What the task requires |
Reproduce the data exactly, leaving nothing out.

== Supplied material

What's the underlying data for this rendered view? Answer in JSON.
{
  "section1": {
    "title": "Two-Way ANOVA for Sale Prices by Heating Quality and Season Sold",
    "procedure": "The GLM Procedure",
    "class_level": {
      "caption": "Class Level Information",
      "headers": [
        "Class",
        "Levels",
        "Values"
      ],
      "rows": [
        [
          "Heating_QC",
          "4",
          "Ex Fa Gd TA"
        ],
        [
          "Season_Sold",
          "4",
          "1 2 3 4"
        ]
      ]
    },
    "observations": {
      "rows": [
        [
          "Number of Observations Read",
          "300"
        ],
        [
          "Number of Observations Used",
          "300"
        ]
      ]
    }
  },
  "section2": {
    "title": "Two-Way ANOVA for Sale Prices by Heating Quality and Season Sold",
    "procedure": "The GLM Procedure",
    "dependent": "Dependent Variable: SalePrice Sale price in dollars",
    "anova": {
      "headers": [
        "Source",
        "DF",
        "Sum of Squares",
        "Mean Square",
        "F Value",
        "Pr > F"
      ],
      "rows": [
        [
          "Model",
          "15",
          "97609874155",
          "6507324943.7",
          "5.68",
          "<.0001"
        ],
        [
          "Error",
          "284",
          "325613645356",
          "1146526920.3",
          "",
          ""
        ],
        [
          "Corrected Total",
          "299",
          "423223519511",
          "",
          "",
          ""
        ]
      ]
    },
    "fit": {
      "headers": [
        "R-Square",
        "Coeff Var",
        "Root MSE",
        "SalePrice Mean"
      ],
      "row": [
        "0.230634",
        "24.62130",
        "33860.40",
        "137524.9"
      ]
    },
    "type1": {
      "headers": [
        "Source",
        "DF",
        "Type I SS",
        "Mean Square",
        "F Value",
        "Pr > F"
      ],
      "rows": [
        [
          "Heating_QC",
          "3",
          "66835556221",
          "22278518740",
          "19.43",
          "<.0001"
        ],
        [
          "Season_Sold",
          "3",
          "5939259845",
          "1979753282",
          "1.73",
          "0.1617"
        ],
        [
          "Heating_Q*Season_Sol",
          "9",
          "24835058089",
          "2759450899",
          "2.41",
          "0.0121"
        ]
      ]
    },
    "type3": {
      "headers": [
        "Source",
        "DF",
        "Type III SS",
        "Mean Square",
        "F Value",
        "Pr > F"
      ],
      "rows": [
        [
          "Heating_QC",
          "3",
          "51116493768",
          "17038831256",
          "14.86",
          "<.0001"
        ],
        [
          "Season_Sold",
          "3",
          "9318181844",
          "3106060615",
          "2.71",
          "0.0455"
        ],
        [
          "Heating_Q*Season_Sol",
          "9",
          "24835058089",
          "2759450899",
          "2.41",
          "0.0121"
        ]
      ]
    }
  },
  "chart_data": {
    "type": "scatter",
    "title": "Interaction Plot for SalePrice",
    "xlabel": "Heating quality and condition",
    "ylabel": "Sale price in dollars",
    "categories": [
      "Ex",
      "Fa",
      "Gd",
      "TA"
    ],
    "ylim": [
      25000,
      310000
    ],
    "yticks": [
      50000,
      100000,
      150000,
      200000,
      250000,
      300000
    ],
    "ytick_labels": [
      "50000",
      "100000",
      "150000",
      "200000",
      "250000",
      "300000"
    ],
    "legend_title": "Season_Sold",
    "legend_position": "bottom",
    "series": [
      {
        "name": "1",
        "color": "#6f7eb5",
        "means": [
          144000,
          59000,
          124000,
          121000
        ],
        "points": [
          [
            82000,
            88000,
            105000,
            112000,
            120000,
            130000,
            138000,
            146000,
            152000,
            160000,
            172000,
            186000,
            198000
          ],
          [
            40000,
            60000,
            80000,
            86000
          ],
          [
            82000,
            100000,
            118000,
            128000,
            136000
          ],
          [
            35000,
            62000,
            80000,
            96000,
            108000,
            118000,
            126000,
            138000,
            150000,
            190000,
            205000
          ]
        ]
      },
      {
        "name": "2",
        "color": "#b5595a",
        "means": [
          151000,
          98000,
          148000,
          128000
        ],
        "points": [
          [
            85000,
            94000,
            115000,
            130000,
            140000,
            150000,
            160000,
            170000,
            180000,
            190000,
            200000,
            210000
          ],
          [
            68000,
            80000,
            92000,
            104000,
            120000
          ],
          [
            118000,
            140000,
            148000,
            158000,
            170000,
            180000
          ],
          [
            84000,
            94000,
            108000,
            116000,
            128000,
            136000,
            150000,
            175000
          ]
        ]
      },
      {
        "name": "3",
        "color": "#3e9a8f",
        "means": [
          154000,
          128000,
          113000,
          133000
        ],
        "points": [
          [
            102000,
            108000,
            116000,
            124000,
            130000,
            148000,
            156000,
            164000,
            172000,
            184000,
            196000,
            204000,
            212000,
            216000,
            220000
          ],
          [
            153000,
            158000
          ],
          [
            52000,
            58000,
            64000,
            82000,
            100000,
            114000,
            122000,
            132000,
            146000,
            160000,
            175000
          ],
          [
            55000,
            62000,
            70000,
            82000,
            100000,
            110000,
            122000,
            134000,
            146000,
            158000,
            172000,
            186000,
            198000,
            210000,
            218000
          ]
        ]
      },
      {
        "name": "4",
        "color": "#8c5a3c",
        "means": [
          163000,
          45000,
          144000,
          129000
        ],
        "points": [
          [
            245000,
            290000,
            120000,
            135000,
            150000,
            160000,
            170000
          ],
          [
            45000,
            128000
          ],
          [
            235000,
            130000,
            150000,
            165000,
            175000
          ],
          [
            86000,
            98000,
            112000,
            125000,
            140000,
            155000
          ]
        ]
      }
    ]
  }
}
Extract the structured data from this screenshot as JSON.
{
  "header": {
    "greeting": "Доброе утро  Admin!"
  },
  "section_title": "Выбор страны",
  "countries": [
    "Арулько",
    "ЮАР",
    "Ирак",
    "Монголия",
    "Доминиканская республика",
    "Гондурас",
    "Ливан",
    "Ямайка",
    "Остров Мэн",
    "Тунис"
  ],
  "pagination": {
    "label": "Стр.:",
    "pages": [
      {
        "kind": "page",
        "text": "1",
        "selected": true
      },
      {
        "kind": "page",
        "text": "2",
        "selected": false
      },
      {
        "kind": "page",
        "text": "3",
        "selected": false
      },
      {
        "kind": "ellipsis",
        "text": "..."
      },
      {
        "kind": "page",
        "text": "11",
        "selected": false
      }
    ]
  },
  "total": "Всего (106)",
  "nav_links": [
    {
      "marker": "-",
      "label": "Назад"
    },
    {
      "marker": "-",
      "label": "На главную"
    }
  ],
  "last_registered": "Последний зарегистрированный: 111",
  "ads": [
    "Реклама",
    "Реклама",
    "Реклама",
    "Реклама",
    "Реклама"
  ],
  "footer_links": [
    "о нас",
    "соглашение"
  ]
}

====

Result |
What's the underlying data for this rendered view? Answer in JSON.
{
  "section1": {
    "title": "Two-Way ANOVA for Sale Prices by Heating Quality and Season Sold",
    "procedure": "The GLM Procedure",
    "class_level": {
      "caption": "Class Level Information",
      "headers": [
        "Class",
        "Levels",
        "Values"
      ],
      "rows": [
        [
          "Heating_QC",
          "4",
          "Ex Fa Gd TA"
        ],
        [
          "Season_Sold",
          "4",
          "1 2 3 4"
        ]
      ]
    },
    "observations": {
      "rows": [
        [
          "Number of Observations Read",
          "300"
        ],
        [
          "Number of Observations Used",
          "300"
        ]
      ]
    }
  },
  "section2": {
    "title": "Two-Way ANOVA for Sale Prices by Heating Quality and Season Sold",
    "procedure": "The GLM Procedure",
    "dependent": "Dependent Variable: SalePrice Sale price in dollars",
    "anova": {
      "headers": [
        "Source",
        "DF",
        "Sum of Squares",
        "Mean Square",
        "F Value",
        "Pr > F"
      ],
      "rows": [
        [
          "Model",
          "15",
          "97609874155",
          "6507324943.7",
          "5.68",
          "<.0001"
        ],
        [
          "Error",
          "284",
          "325613645356",
          "1146526920.3",
          "",
          ""
        ],
        [
          "Corrected Total",
          "299",
          "423223519511",
          "",
          "",
          ""
        ]
      ]
    },
    "fit": {
      "headers": [
        "R-Square",
        "Coeff Var",
        "Root MSE",
        "SalePrice Mean"
      ],
      "row": [
        "0.230634",
        "24.62130",
        "33860.40",
        "137524.9"
      ]
    },
    "type1": {
      "headers": [
        "Source",
        "DF",
        "Type I SS",
        "Mean Square",
        "F Value",
        "Pr > F"
      ],
      "rows": [
        [
          "Heating_QC",
          "3",
          "66835556221",
          "22278518740",
          "19.43",
          "<.0001"
        ],
        [
          "Season_Sold",
          "3",
          "5939259845",
          "1979753282",
          "1.73",
          "0.1617"
        ],
        [
          "Heating_Q*Season_Sol",
          "9",
          "24835058089",
          "2759450899",
          "2.41",
          "0.0121"
        ]
      ]
    },
    "type3": {
      "headers": [
        "Source",
        "DF",
        "Type III SS",
        "Mean Square",
        "F Value",
        "Pr > F"
      ],
      "rows": [
        [
          "Heating_QC",
          "3",
          "51116493768",
          "17038831256",
          "14.86",
          "<.0001"
        ],
        [
          "Season_Sold",
          "3",
          "9318181844",
          "3106060615",
          "2.71",
          "0.0455"
        ],
        [
          "Heating_Q*Season_Sol",
          "9",
          "24835058089",
          "2759450899",
          "2.41",
          "0.0121"
        ]
      ]
    }
  },
  "chart_data": {
    "type": "scatter",
    "title": "Interaction Plot for SalePrice",
    "xlabel": "Heating quality and condition",
    "ylabel": "Sale price in dollars",
    "categories": [
      "Ex",
      "Fa",
      "Gd",
      "TA"
    ],
    "ylim": [
      25000,
      310000
    ],
    "yticks": [
      50000,
      100000,
      150000,
      200000,
      250000,
      300000
    ],
    "ytick_labels": [
      "50000",
      "100000",
      "150000",
      "200000",
      "250000",
      "300000"
    ],
    "legend_title": "Season_Sold",
    "legend_position": "bottom",
    "series": [
      {
        "name": "1",
        "color": "#6f7eb5",
        "means": [
          144000,
          59000,
          124000,
          121000
        ],
        "points": [
          [
            82000,
            88000,
            105000,
            112000,
            120000,
            130000,
            138000,
            146000,
            152000,
            160000,
            172000,
            186000,
            198000
          ],
          [
            40000,
            60000,
            80000,
            86000
          ],
          [
            82000,
            100000,
            118000,
            128000,
            136000
          ],
          [
            35000,
            62000,
            80000,
            96000,
            108000,
            118000,
            126000,
            138000,
            150000,
            190000,
            205000
          ]
        ]
      },
      {
        "name": "2",
        "color": "#b5595a",
        "means": [
          151000,
          98000,
          148000,
          128000
        ],
        "points": [
          [
            85000,
            94000,
            115000,
            130000,
            140000,
            150000,
            160000,
            170000,
            180000,
            190000,
            200000,
            210000
          ],
          [
            68000,
            80000,
            92000,
            104000,
            120000
          ],
          [
            118000,
            140000,
            148000,
            158000,
            170000,
            180000
          ],
          [
            84000,
            94000,
            108000,
            116000,
            128000,
            136000,
            150000,
            175000
          ]
        ]
      },
      {
        "name": "3",
        "color": "#3e9a8f",
        "means": [
          154000,
          128000,
          113000,
          133000
        ],
        "points": [
          [
            102000,
            108000,
            116000,
            124000,
            130000,
            148000,
            156000,
            164000,
            172000,
            184000,
            196000,
            204000,
            212000,
            216000,
            220000
          ],
          [
            153000,
            158000
          ],
          [
            52000,
            58000,
            64000,
            82000,
            100000,
            114000,
            122000,
            132000,
            146000,
            160000,
            175000
          ],
          [
            55000,
            62000,
            70000,
            82000,
            100000,
            110000,
            122000,
            134000,
            146000,
            158000,
            172000,
            186000,
            198000,
            210000,
            218000
          ]
        ]
      },
      {
        "name": "4",
        "color": "#8c5a3c",
        "means": [
          163000,
          45000,
          144000,
          129000
        ],
        "points": [
          [
            245000,
            290000,
            120000,
            135000,
            150000,
            160000,
            170000
          ],
          [
            45000,
            128000
          ],
          [
            235000,
            130000,
            150000,
            165000,
            175000
          ],
          [
            86000,
            98000,
            112000,
            125000,
            140000,
            155000
          ]
        ]
      }
    ]
  }
}
Extract the structured data from this screenshot as JSON.
{
  "header": {
    "greeting": "Доброе утро  Admin!"
  },
  "section_title": "Выбор страны",
  "countries": [
    "Арулько",
    "ЮАР",
    "Ирак",
    "Монголия",
    "Доминиканская республика",
    "Гондурас",
    "Ливан",
    "Ямайка",
    "Остров Мэн",
    "Тунис"
  ],
  "pagination": {
    "label": "Стр.:",
    "pages": [
      {
        "kind": "page",
        "text": "1",
        "selected": true
      },
      {
        "kind": "page",
        "text": "2",
        "selected": false
      },
      {
        "kind": "page",
        "text": "3",
        "selected": false
      },
      {
        "kind": "ellipsis",
        "text": "..."
      },
      {
        "kind": "page",
        "text": "11",
        "selected": false
      }
    ]
  },
  "total": "Всего (106)",
  "nav_links": [
    {
      "marker": "-",
      "label": "Назад"
    },
    {
      "marker": "-",
      "label": "На главную"
    }
  ],
  "last_registered": "Последний зарегистрированный: 111",
  "ads": [
    "Реклама",
    "Реклама",
    "Реклама",
    "Реклама",
    "Реклама"
  ],
  "footer_links": [
    "о нас",
    "соглашение"
  ]
}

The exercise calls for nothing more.